“If we think we are prepared, we should go for Dec. 2. If not, we should choose Dec. 9.”
The comments came after People’s Party interim chief Park Jie-won said they have more than enough votes from the ruling Saenuri Party to ensure the motion’s passage.
Rep. Park said at least 60 Saenuri lawmakers would vote for the motion.
To remove President Park from office -- she won the election on the Saenuri ticket -- the envisioned motion must clear a two-third threshold at the 300-seat Assembly and nine-member Constitutional Court.
Opposition parties and independents combined control 172 lawmakers as of Monday, 28 votes shy of the required 200.
On Friday, a group of 40 Saenuri lawmakers -- who are critical of Park and her loyalists who dominate the party leadership -- said they would join the campaign to unseat Park, but opposition parties are still not sure whether all of them will vote as they have said in a secret ballot.
The Saenuri lawmakers who approve of the impeachment measure also said that while they would follow the timeline suggested by the opposition parties, they prefer a voting session on Dec. 9. The plenary session slated for Friday already has some key bills to pass, they said.
Topping the agenda for Friday’s session is next year’s budget bill which by law must pass the parliament no later than the day. Observers said that some lawmakers may be reluctant to pass both the impeachment motion and the budget bill at the same time.
The impeachment motion, if passed, will lead to the country’s second presidential impeachment trial at the Constitutional Court.
Opposition lawmakers are trying to include as many impeachable offenses as possible in the draft, in order to provide enough legal grounds for the court to approve of Park’s removal. Floor leaders of the three opposition groups decided Monday to come up with a final draft by Tuesday.
Constitutional law experts noted the parliamentary impeachment motion is the only point of reference for the top court to review the case, because the lawmakers cannot insert additional charges into the motion once it passes the legislative body.
“The court cannot base their decision on something that is not described in the Assembly’s impeachment motion,” said Kim Jong-cheol, a constitutional law professor at Yonsei University. “Describing impeachable charges in detail is the Assembly’s important obligation.”

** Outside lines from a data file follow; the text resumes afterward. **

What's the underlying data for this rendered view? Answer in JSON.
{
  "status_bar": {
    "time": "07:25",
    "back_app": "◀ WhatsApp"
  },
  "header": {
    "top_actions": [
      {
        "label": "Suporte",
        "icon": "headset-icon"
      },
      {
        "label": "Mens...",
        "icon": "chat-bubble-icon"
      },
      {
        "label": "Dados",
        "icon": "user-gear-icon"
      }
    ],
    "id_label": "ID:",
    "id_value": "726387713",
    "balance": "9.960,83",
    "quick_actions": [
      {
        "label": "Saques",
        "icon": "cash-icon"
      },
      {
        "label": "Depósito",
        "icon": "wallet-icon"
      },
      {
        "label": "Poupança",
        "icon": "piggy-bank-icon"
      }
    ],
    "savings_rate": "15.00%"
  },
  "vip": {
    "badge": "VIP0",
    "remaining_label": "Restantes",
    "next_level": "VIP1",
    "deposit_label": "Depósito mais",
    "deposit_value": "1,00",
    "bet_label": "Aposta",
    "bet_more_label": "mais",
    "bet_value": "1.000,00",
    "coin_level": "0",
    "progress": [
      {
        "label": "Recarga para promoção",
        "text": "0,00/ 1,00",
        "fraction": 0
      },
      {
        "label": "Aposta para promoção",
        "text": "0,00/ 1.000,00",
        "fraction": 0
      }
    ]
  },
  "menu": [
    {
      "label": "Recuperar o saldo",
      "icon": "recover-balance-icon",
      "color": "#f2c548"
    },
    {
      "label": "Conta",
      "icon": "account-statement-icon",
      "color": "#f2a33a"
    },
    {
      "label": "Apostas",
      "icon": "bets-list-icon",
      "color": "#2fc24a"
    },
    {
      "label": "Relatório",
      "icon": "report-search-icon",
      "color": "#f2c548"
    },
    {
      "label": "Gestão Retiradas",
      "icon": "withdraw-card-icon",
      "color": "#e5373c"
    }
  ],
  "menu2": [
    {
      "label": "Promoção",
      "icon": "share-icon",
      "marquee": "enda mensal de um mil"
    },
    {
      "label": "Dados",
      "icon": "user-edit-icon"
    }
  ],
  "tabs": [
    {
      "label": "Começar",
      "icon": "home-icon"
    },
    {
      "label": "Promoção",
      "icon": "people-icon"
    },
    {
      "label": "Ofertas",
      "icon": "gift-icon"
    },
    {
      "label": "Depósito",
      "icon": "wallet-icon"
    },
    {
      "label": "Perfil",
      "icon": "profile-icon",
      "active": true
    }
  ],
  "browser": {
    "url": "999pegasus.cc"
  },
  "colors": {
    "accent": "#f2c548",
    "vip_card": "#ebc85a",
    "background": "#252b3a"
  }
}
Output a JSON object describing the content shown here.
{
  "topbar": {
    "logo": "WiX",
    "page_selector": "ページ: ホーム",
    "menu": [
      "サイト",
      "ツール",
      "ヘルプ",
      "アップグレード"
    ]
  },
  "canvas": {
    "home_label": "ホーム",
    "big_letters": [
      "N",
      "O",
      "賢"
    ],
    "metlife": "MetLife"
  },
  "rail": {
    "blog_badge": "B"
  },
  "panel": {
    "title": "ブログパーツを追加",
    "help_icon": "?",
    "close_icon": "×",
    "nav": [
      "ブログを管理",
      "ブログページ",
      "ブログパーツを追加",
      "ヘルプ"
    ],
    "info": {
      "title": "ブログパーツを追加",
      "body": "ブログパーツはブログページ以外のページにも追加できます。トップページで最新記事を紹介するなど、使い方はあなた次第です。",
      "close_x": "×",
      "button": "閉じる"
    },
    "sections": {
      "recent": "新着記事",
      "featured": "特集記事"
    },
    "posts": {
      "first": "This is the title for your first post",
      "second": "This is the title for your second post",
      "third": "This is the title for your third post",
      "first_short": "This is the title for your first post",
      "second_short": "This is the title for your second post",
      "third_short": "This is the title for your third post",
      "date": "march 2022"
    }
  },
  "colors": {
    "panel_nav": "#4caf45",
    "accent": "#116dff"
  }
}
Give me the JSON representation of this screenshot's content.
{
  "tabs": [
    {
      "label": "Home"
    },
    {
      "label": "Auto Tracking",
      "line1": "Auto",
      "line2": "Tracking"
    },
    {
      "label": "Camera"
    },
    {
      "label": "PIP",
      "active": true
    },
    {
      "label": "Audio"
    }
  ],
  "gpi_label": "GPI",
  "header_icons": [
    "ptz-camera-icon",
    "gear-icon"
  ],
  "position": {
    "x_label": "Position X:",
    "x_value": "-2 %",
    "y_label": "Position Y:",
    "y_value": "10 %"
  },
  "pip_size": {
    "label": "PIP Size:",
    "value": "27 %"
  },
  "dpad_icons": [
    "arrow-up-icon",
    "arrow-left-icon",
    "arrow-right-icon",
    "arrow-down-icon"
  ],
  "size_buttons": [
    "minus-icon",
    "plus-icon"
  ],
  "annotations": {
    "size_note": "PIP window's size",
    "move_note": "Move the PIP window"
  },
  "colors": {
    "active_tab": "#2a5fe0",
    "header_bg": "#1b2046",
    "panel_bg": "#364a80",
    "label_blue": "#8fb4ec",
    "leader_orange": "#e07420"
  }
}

But some worry that if they include too many charges in the motion, it might take longer for the court to deliberate.
According to prosecutors, Park is suspected of abusing her power by helping her longtime friend Choi Soon-sil extort money from conglomerates and giving her access to classified government documents.
By Yeo Jun-suk (firstname.lastname@example.org)